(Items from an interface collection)
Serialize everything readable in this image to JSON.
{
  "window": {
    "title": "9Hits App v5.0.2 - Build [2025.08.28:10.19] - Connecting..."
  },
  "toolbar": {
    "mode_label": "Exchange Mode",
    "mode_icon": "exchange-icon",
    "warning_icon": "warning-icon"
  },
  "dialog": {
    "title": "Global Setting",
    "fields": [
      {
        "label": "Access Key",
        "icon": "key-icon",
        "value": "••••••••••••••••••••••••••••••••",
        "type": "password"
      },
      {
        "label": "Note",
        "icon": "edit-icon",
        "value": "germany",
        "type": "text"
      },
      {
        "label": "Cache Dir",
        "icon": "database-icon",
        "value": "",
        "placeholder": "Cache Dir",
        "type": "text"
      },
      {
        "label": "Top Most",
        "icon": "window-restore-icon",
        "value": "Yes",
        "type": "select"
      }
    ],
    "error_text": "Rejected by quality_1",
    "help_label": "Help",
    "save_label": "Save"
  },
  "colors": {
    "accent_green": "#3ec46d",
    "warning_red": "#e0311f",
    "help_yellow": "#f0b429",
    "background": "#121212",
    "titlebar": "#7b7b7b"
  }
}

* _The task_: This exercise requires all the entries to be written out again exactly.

* _Solution below_:
Serialize everything readable in this image to JSON.
{
  "window": {
    "title": "9Hits App v5.0.2 - Build [2025.08.28:10.19] - Connecting..."
  },
  "toolbar": {
    "mode_label": "Exchange Mode",
    "mode_icon": "exchange-icon",
    "warning_icon": "warning-icon"
  },
  "dialog": {
    "title": "Global Setting",
    "fields": [
      {
        "label": "Access Key",
        "icon": "key-icon",
        "value": "••••••••••••••••••••••••••••••••",
        "type": "password"
      },
      {
        "label": "Note",
        "icon": "edit-icon",
        "value": "germany",
        "type": "text"
      },
      {
        "label": "Cache Dir",
        "icon": "database-icon",
        "value": "",
        "placeholder": "Cache Dir",
        "type": "text"
      },
      {
        "label": "Top Most",
        "icon": "window-restore-icon",
        "value": "Yes",
        "type": "select"
      }
    ],
    "error_text": "Rejected by quality_1",
    "help_label": "Help",
    "save_label": "Save"
  },
  "colors": {
    "accent_green": "#3ec46d",
    "warning_red": "#e0311f",
    "help_yellow": "#f0b429",
    "background": "#121212",
    "titlebar": "#7b7b7b"
  }
}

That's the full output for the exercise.